But reflect further, think, in your distress,
what glory must succeed unhappiness,
what plaudits the world prepares for you,
what future joy…
Titus Ah no, I am but a brute!
I hate myself. That Nero, whom all detest,
never spurred his cruelty to such excess.
I could not endure it if Berenice were lost,
Come now, and let Rome wonder, as it must.
Paulinus My lord?
Titus I am nigh out of my wits.
Excess of grief has overcome my spirits.
Paulinus Do not disturb the course of your action:
already your farewells provoke reaction;
Rome, that sighed, triumphs, and today,
the temples all resound with your praise;
Rome now lauds your virtues to the sky,
with laurels crowns your statues on high.
Titus Oh Rome! Oh Berenice! O gods above!
Why am I emperor? Why am I in love?
Act IV Scene VII (Titus, Antiochus, Paulinus. Arsaces)
Antiochus What have you done, my lord? Fair Berenice
may well be dying, embraced by her Phenice.
She pays no heed to tears, advice, reason;
she cries out for a weapon or for poison.
You alone can overcome her wish to die.
You are named, and she’s recalled to life.
Her eyes turn endlessly in your direction,
seeming to ask for you in her affliction.
I cannot bear the spectacle, it wounds me.
Why delay? Go, show yourself and swiftly.
Preserve this virtue, this grace, this beauty.
Or renounce, my lord, all your humanity.
Speak the word.
Titus Ah, what word, indeed?
Do I know at this moment if I breathe?
Act IV Scene VIII (Titus, Antiochus, Paulinus, Arsaces, Rutilius)
Rutilius My lord, the tribunes, senate, consulate,
come to petition you, in the name of the State.
A vast crowd following, filled with impatience,
wait for you to grace them with your presence.
Titus I hear, you gods: all fears you would allay
in this heart you see designed to go astray.
Paulinus Come, Sire, let us attend them, and be seen,
let us hear the senate.
Antiochus Oh, hasten to the queen.
Paulinus What?
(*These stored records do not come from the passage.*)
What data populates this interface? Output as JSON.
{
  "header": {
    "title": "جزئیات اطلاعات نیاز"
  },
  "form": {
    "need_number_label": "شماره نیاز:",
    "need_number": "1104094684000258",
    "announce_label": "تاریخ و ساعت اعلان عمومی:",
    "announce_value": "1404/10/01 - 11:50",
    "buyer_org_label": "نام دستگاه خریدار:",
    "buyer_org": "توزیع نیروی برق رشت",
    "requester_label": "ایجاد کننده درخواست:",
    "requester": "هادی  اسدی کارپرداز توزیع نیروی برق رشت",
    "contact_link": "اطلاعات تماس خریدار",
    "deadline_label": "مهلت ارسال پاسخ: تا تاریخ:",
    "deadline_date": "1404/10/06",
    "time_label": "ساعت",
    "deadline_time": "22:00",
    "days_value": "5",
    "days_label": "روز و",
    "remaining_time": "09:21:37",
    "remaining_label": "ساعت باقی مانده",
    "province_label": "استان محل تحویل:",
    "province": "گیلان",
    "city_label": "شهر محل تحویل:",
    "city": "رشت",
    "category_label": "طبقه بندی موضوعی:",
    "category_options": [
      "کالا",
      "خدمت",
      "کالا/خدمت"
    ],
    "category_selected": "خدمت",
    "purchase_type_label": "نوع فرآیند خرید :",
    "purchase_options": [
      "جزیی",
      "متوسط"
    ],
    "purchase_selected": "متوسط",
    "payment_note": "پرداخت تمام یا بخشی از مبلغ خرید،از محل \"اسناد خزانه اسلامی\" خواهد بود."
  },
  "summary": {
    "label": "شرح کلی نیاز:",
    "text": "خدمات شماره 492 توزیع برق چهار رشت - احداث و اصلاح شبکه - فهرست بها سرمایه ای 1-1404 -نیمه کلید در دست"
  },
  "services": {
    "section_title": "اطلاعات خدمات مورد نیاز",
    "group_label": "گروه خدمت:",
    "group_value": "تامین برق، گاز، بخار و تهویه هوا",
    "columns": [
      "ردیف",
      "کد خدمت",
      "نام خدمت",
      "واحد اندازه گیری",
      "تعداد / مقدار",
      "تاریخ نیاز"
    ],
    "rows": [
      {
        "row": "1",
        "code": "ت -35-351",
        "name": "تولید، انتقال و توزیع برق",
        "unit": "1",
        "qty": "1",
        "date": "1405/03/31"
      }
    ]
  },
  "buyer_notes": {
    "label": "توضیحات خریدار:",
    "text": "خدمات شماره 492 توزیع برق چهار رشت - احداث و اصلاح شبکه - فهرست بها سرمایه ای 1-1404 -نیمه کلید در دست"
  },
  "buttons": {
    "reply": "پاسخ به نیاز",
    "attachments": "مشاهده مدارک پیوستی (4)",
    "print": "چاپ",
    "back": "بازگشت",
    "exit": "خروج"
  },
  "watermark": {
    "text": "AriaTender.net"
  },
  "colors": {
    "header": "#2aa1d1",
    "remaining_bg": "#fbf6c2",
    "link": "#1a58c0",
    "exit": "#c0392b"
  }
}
Would you, Sire, with this indignity,
trample on all the empire in its majesty?
Titus Enough, Paulinus, we will hear them.
Prince, I cannot escape my duty to them.
Go. See the queen. I hope, knowing I return,
she will not doubt the love with which I burn.
End of Act IV